<<<<

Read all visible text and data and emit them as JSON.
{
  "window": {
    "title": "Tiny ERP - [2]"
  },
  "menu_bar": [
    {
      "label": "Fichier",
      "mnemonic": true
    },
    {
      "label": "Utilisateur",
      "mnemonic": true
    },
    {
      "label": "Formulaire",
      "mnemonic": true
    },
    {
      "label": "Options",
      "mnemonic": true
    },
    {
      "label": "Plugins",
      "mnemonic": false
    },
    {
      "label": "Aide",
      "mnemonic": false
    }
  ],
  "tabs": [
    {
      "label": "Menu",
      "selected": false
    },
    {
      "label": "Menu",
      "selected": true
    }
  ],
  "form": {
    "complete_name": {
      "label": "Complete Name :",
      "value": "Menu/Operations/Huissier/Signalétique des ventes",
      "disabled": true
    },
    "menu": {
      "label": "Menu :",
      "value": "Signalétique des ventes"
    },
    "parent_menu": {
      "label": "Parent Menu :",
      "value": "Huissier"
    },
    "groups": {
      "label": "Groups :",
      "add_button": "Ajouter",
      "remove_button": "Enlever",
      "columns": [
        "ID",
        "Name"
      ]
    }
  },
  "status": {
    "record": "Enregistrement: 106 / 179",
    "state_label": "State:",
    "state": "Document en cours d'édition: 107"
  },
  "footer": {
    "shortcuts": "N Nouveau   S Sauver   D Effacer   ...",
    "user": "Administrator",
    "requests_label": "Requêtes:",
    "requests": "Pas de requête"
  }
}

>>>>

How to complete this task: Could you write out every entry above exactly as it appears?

Task response:
Read all visible text and data and emit them as JSON.
{
  "window": {
    "title": "Tiny ERP - [2]"
  },
  "menu_bar": [
    {
      "label": "Fichier",
      "mnemonic": true
    },
    {
      "label": "Utilisateur",
      "mnemonic": true
    },
    {
      "label": "Formulaire",
      "mnemonic": true
    },
    {
      "label": "Options",
      "mnemonic": true
    },
    {
      "label": "Plugins",
      "mnemonic": false
    },
    {
      "label": "Aide",
      "mnemonic": false
    }
  ],
  "tabs": [
    {
      "label": "Menu",
      "selected": false
    },
    {
      "label": "Menu",
      "selected": true
    }
  ],
  "form": {
    "complete_name": {
      "label": "Complete Name :",
      "value": "Menu/Operations/Huissier/Signalétique des ventes",
      "disabled": true
    },
    "menu": {
      "label": "Menu :",
      "value": "Signalétique des ventes"
    },
    "parent_menu": {
      "label": "Parent Menu :",
      "value": "Huissier"
    },
    "groups": {
      "label": "Groups :",
      "add_button": "Ajouter",
      "remove_button": "Enlever",
      "columns": [
        "ID",
        "Name"
      ]
    }
  },
  "status": {
    "record": "Enregistrement: 106 / 179",
    "state_label": "State:",
    "state": "Document en cours d'édition: 107"
  },
  "footer": {
    "shortcuts": "N Nouveau   S Sauver   D Effacer   ...",
    "user": "Administrator",
    "requests_label": "Requêtes:",
    "requests": "Pas de requête"
  }
}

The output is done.